Dark Souls: Remastered runs flawlessly on Xbox One X and looks great on a 4K display. The game seems slightly blurry so it doesn't appear to have a native 4K presentation, but the frame rate is locked at a steady 60 FPS no matter what the game throws your way. From our understanding, both the Xbox One X and PlayStation 4 Pro versions render at 1800p. This is a curious decision because the developer could've easily increased the resolution to native 4K on Microsoft's new console. This seems like a choice borne out of convenience because the textures are blurry on numerous occasions and the lighting is subpar.
If you were hoping for a game on the level of Gears of War: Ultimate Edition, you'll be disappointed. The locked 60 FPS gives you a smoother experience because it reduces input lag and makes combat feel even better. That's the main reason Xbox One owners should consider this version because, aside from the resolution boost, the game isn't gorgeous by any stretch of the imagination.
Overall, Dark Souls: Remastered lives up to expectations because the combat feels great with the bump in the frame rate. However, it's evident that Dark Souls II and Dark Souls III are still vastly superior games due to their refined mechanics. If you haven't played the original or love the first game, then Dark Souls: Remastered is the version to get. However, if you're new to the Dark Souls franchise, then I would recommend starting with Dark Souls III because it represents the pinnacle of the series.
Dark Souls: Remastered is currently available for Xbox One, PC, and PlayStation 4 for $39.99. A Nintendo Switch version is scheduled for later this year.
Keep an eye on WindowsCentral.com/Gaming for all the latest in Xbox and Windows 10 gaming, accessories, news, and reviews!
We may earn a commission for purchases using our links. Learn more.
Galaxy Buds Live earbuds review: Are these pricey Bluetooth beans worth it?
What if headphones, were beans? That's what Samsung asked itself, and then ultimately answered with the Galaxy Buds Live. But are these pricey earbuds worth it? Or do they not even amount to a hill of beans. Beans beans beans beans.
Review: Until you Fall will punish you, but it's worth it
Until You Fall is a VR roguelite that'll challenge your skills with a blade, your wits, and your arm muscles. It's now available on the Oculus Quest, Oculus Quest 2, PlayStation VR (PSVR), and PC VR platforms including SteamVR and Oculus Rift.
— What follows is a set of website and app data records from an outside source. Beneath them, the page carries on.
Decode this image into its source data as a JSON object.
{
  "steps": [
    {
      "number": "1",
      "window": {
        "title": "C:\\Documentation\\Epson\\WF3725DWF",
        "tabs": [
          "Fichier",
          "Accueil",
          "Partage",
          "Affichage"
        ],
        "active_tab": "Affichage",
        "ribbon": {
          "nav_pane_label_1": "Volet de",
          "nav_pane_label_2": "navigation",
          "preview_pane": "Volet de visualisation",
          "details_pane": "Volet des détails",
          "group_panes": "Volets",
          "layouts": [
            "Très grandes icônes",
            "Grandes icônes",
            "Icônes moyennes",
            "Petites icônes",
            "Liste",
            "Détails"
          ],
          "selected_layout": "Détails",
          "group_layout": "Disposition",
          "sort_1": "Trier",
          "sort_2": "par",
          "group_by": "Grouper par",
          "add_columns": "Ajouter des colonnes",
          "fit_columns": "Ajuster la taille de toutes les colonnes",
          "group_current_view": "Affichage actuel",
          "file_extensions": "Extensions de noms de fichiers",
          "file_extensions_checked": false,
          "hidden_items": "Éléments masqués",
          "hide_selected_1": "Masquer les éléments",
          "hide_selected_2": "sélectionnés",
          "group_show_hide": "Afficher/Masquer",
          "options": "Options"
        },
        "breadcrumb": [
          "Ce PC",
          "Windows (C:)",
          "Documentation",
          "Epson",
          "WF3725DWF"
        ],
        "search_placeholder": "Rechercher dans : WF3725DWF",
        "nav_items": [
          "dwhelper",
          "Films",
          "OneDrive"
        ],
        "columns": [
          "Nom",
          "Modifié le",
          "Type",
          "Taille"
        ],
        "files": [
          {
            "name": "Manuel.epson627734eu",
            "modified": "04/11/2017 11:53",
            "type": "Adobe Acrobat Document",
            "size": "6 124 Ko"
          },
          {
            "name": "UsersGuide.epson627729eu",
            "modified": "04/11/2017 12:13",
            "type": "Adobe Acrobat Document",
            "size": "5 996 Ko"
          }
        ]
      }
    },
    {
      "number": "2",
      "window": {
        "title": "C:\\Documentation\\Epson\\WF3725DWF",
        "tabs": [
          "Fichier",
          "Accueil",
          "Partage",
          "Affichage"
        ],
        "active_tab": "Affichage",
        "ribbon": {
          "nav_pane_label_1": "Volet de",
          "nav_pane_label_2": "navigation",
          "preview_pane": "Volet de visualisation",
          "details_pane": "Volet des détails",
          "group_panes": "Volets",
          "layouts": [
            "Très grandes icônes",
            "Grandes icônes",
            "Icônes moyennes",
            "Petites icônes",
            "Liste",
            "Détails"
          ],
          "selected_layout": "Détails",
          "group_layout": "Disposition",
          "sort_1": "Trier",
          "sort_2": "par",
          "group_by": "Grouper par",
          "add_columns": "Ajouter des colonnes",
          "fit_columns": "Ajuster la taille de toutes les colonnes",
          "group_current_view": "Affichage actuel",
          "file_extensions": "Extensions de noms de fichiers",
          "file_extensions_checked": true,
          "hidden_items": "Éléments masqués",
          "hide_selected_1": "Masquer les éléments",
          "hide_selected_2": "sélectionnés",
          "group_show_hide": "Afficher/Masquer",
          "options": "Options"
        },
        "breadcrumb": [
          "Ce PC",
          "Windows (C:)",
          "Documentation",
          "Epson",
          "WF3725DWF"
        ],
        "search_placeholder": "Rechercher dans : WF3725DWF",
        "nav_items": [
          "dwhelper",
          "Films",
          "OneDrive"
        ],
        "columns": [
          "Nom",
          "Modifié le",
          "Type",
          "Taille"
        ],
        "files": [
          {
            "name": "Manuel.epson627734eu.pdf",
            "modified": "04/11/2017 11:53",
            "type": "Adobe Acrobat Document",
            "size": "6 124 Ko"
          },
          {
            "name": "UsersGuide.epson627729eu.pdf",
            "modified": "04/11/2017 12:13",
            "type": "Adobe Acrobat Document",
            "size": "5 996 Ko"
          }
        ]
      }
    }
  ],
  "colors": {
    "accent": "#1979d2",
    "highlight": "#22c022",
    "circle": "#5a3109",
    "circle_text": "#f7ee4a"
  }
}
Lenovo's latest ThinkBook 15 lets you store your earbuds in the laptop
Lenovo announced the ThinkBook 15 Gen 2 alongside several other devices today. In addition to its sleek design and nice internals, the ThinkBook 15 Gen 2 has a bay built in that lets you store your earbuds right inside the laptop.
Finding Xbox One Wireless Controller replacement parts is easy
Here are all the replacement Xbox One controller parts you need for an easy fix.